**BRIEF**. Each line of the data must be set down again without a single difference.

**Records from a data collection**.
━━━━━━━━━━━━━━━━━━━━

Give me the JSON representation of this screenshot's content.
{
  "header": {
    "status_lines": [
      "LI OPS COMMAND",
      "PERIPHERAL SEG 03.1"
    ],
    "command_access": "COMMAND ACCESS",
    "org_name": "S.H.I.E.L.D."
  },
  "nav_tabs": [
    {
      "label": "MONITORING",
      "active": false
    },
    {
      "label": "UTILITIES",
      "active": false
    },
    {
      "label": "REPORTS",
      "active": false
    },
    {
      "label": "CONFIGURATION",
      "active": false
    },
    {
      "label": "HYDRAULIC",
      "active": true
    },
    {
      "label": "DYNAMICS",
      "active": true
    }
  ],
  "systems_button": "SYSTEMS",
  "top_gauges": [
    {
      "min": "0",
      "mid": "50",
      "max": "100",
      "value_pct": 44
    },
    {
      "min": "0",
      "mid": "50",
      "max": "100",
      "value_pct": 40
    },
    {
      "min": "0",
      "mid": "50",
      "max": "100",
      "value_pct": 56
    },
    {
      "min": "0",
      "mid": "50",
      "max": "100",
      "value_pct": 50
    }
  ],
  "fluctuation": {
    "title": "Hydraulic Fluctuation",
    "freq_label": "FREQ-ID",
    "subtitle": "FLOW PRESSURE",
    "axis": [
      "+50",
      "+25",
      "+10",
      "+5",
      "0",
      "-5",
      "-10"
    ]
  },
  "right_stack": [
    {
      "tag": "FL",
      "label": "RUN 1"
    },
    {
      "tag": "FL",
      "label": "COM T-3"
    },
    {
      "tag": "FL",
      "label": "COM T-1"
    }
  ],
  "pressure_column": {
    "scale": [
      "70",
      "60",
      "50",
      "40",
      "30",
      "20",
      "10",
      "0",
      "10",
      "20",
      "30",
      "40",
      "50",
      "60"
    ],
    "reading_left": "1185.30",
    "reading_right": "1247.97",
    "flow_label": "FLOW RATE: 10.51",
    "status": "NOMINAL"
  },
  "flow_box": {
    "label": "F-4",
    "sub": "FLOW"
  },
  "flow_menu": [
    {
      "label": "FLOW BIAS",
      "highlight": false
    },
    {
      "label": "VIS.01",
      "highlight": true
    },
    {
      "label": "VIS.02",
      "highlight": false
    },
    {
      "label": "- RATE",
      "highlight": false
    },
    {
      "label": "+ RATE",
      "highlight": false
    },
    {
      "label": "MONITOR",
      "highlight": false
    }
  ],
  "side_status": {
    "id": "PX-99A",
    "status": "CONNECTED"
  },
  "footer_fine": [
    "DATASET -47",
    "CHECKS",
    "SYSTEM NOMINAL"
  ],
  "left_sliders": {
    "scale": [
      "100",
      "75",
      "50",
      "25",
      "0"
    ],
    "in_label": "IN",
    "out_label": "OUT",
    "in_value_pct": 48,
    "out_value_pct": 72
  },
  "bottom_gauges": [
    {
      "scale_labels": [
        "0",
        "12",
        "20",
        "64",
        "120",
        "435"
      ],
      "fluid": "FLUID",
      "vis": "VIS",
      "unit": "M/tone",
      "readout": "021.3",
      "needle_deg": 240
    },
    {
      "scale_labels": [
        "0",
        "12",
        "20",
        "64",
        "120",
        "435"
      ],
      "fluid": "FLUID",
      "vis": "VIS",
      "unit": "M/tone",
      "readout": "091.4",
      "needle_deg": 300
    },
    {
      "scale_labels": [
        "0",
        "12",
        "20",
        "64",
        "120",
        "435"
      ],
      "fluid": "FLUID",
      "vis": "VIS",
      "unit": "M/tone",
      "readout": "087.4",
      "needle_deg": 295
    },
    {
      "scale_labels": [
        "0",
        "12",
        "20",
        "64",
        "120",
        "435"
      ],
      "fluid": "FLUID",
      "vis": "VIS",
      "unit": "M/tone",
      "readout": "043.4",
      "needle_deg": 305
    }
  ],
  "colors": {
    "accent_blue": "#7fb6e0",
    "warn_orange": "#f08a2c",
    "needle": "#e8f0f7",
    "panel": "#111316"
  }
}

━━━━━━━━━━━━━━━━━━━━

**OUTPUT FOR THIS EXERCISE**.
Give me the JSON representation of this screenshot's content.
{
  "header": {
    "status_lines": [
      "LI OPS COMMAND",
      "PERIPHERAL SEG 03.1"
    ],
    "command_access": "COMMAND ACCESS",
    "org_name": "S.H.I.E.L.D."
  },
  "nav_tabs": [
    {
      "label": "MONITORING",
      "active": false
    },
    {
      "label": "UTILITIES",
      "active": false
    },
    {
      "label": "REPORTS",
      "active": false
    },
    {
      "label": "CONFIGURATION",
      "active": false
    },
    {
      "label": "HYDRAULIC",
      "active": true
    },
    {
      "label": "DYNAMICS",
      "active": true
    }
  ],
  "systems_button": "SYSTEMS",
  "top_gauges": [
    {
      "min": "0",
      "mid": "50",
      "max": "100",
      "value_pct": 44
    },
    {
      "min": "0",
      "mid": "50",
      "max": "100",
      "value_pct": 40
    },
    {
      "min": "0",
      "mid": "50",
      "max": "100",
      "value_pct": 56
    },
    {
      "min": "0",
      "mid": "50",
      "max": "100",
      "value_pct": 50
    }
  ],
  "fluctuation": {
    "title": "Hydraulic Fluctuation",
    "freq_label": "FREQ-ID",
    "subtitle": "FLOW PRESSURE",
    "axis": [
      "+50",
      "+25",
      "+10",
      "+5",
      "0",
      "-5",
      "-10"
    ]
  },
  "right_stack": [
    {
      "tag": "FL",
      "label": "RUN 1"
    },
    {
      "tag": "FL",
      "label": "COM T-3"
    },
    {
      "tag": "FL",
      "label": "COM T-1"
    }
  ],
  "pressure_column": {
    "scale": [
      "70",
      "60",
      "50",
      "40",
      "30",
      "20",
      "10",
      "0",
      "10",
      "20",
      "30",
      "40",
      "50",
      "60"
    ],
    "reading_left": "1185.30",
    "reading_right": "1247.97",
    "flow_label": "FLOW RATE: 10.51",
    "status": "NOMINAL"
  },
  "flow_box": {
    "label": "F-4",
    "sub": "FLOW"
  },
  "flow_menu": [
    {
      "label": "FLOW BIAS",
      "highlight": false
    },
    {
      "label": "VIS.01",
      "highlight": true
    },
    {
      "label": "VIS.02",
      "highlight": false
    },
    {
      "label": "- RATE",
      "highlight": false
    },
    {
      "label": "+ RATE",
      "highlight": false
    },
    {
      "label": "MONITOR",
      "highlight": false
    }
  ],
  "side_status": {
    "id": "PX-99A",
    "status": "CONNECTED"
  },
  "footer_fine": [
    "DATASET -47",
    "CHECKS",
    "SYSTEM NOMINAL"
  ],
  "left_sliders": {
    "scale": [
      "100",
      "75",
      "50",
      "25",
      "0"
    ],
    "in_label": "IN",
    "out_label": "OUT",
    "in_value_pct": 48,
    "out_value_pct": 72
  },
  "bottom_gauges": [
    {
      "scale_labels": [
        "0",
        "12",
        "20",
        "64",
        "120",
        "435"
      ],
      "fluid": "FLUID",
      "vis": "VIS",
      "unit": "M/tone",
      "readout": "021.3",
      "needle_deg": 240
    },
    {
      "scale_labels": [
        "0",
        "12",
        "20",
        "64",
        "120",
        "435"
      ],
      "fluid": "FLUID",
      "vis": "VIS",
      "unit": "M/tone",
      "readout": "091.4",
      "needle_deg": 300
    },
    {
      "scale_labels": [
        "0",
        "12",
        "20",
        "64",
        "120",
        "435"
      ],
      "fluid": "FLUID",
      "vis": "VIS",
      "unit": "M/tone",
      "readout": "087.4",
      "needle_deg": 295
    },
    {
      "scale_labels": [
        "0",
        "12",
        "20",
        "64",
        "120",
        "435"
      ],
      "fluid": "FLUID",
      "vis": "VIS",
      "unit": "M/tone",
      "readout": "043.4",
      "needle_deg": 305
    }
  ],
  "colors": {
    "accent_blue": "#7fb6e0",
    "warn_orange": "#f08a2c",
    "needle": "#e8f0f7",
    "panel": "#111316"
  }
}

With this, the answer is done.